Argentina has expressed discontent to the BBC over its handling of complaints over a Top Gear special filmed in the country.
The show’s stars – including Jeremy Clarkson – and crew were forced to abandon filming last month amid angry protests over a car number plate that appeared to refer to the Falklands War.
Argentine ambassador Alicia Castro said the response she received from the BBC’s director of television, Danny Cohen, was “inadequate”.
Ms Castro also raised the subject of future co-operation with the corporation when it needs to film in the South American country.
In a letter to the BBC Trust, the corporation’s governing body, Ms Castro said Clarkson’s behaviour in the country fell “well below” BBC editorial values, accusing them of “covering up”.
A Porsche the Top Gear team were using had the registration H982 FKL, which some suggested could refer to the Falklands conflict between the UK and Argentina in 1982.
The BBC and Clarkson have maintained that the plate was a coincidence, saying that no deliberate offence had been intended.
Ms Castro pointed to the good relationship between Argentina and the BBC concerning wildlife programming, saying she hopes it will “continue to blossom” in the future.
“There is a record of excellent cooperation between the BBC and Argentina, with the BBC Earth’s Walking Giants and BBC Patagonia being only the most recent examples of production teams that have been enjoying the hospitality and full co-operation of the Argentine people and government while working on the ground,” Ms Castro wrote.

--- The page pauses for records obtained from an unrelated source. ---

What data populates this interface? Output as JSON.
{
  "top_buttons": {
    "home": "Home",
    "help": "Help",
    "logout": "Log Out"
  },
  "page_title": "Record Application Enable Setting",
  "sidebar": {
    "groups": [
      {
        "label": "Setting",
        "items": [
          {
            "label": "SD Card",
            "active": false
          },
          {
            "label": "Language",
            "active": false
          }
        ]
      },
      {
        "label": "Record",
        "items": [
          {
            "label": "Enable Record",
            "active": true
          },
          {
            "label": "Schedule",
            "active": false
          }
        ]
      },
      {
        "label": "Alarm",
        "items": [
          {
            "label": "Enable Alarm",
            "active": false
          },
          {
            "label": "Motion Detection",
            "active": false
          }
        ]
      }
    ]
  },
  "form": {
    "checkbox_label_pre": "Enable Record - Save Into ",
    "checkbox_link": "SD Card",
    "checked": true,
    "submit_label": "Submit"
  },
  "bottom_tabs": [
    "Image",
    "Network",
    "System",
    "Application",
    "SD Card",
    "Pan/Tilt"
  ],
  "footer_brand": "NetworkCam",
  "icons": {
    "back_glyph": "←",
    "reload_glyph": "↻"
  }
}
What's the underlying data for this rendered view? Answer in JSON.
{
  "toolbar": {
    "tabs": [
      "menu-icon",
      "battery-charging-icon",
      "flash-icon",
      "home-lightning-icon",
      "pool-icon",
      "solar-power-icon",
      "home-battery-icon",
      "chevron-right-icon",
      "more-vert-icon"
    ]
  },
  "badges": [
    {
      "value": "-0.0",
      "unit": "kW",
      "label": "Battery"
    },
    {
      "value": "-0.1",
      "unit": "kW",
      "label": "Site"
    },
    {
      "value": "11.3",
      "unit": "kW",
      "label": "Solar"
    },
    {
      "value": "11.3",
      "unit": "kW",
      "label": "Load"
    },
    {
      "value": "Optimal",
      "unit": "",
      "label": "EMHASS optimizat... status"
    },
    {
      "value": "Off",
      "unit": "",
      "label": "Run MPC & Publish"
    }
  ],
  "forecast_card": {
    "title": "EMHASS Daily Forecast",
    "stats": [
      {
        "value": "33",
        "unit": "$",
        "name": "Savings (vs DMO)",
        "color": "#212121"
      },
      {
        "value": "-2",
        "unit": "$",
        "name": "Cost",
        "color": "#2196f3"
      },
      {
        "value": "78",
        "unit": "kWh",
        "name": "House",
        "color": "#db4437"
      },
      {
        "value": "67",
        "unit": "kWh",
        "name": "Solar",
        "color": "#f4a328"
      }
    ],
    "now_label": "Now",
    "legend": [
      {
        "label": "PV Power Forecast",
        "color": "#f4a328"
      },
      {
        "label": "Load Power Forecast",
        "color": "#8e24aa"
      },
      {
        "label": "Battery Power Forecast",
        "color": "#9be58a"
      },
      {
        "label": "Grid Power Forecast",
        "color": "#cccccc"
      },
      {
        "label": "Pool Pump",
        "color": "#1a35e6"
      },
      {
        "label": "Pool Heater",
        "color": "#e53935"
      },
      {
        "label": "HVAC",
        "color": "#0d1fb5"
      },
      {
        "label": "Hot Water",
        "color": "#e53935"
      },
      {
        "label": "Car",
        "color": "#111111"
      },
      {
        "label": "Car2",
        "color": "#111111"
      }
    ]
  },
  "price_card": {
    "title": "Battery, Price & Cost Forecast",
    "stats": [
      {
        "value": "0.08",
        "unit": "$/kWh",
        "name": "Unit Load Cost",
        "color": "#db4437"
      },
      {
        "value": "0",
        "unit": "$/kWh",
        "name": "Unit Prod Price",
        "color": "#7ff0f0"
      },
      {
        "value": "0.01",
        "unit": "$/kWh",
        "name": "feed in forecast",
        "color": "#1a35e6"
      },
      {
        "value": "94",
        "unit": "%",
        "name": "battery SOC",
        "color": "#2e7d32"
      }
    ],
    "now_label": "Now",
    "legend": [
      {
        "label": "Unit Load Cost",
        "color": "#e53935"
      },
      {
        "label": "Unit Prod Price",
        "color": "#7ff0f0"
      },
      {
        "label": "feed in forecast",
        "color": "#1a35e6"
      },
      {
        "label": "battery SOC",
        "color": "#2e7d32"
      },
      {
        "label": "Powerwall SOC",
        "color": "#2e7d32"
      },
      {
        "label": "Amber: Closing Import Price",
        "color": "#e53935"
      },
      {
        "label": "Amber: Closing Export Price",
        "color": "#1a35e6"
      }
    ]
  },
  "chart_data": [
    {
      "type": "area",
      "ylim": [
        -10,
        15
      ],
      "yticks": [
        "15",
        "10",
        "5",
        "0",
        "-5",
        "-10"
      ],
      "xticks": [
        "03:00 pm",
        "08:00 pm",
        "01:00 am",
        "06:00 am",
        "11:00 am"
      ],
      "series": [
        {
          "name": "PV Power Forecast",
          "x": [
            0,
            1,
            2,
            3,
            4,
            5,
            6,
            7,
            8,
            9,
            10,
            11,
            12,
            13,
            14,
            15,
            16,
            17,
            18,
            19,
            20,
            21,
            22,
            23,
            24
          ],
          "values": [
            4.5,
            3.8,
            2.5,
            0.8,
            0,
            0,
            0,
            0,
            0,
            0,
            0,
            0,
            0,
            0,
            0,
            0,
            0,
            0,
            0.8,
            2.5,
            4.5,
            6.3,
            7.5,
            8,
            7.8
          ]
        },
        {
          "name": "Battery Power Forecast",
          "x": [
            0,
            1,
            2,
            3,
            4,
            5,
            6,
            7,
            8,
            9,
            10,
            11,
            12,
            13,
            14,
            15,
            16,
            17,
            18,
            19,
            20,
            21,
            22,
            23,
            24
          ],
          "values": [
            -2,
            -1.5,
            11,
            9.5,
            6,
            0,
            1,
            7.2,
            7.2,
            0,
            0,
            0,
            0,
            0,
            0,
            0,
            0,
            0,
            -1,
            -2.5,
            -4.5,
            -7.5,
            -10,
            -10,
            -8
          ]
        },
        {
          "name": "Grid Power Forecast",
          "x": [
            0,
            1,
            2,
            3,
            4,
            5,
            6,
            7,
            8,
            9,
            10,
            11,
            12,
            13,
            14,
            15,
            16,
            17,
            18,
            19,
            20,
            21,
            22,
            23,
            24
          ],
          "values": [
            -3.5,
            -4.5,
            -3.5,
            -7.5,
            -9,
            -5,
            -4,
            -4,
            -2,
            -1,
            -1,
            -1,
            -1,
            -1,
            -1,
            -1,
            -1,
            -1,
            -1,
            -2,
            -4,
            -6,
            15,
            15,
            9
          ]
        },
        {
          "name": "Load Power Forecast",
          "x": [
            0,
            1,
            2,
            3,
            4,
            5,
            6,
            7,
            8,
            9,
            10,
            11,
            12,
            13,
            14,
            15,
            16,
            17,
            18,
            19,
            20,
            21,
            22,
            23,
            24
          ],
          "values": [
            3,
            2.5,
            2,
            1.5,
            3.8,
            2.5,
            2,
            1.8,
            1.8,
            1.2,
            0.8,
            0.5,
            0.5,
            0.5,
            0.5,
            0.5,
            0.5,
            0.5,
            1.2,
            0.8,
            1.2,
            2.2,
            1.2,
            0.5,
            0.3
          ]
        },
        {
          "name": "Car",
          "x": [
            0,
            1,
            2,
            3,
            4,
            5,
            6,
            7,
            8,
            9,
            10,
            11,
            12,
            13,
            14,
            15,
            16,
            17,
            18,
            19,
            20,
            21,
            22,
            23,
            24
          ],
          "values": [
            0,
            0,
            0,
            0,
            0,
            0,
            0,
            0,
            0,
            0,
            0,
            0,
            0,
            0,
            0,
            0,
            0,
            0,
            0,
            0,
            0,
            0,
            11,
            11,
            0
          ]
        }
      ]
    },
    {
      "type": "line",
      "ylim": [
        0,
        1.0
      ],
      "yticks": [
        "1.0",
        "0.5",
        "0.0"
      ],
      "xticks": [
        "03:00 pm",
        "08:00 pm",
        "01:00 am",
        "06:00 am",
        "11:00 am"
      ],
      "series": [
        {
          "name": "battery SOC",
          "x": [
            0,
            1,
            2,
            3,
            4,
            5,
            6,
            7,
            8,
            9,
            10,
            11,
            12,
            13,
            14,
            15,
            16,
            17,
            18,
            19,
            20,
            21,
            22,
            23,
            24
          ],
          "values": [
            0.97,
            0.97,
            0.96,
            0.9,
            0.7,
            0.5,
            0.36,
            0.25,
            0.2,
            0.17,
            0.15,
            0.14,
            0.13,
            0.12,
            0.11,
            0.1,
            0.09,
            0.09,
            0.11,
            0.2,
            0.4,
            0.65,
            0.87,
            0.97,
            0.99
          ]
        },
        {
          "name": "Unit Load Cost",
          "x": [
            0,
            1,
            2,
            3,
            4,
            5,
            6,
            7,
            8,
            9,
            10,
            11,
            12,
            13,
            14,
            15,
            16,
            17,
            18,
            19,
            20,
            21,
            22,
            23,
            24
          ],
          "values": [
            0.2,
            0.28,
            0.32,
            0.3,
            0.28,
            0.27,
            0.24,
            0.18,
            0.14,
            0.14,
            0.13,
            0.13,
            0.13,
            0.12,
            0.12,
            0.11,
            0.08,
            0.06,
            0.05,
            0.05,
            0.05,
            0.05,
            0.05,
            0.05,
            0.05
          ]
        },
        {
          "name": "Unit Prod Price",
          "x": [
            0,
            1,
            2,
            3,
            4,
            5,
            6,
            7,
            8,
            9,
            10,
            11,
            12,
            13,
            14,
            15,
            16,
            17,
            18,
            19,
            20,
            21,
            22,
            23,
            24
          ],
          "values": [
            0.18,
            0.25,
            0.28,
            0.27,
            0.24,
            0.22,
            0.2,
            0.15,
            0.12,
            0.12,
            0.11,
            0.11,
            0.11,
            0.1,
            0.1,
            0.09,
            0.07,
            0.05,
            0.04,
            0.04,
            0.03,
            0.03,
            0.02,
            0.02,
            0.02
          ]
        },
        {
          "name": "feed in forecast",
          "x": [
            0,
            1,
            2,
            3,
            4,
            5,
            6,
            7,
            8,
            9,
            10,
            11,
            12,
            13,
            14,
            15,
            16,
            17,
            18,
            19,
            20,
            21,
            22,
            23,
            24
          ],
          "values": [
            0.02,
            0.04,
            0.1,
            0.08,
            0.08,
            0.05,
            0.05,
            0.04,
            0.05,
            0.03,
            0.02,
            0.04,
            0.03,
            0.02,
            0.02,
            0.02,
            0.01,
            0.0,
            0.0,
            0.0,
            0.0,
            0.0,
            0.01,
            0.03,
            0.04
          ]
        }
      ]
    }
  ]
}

“I am sure you cherish this relationship as much as we do, and we hope that it will continue to blossom in the future,” she says in her letter to Rona Fairhead, chair of the BBC Trust.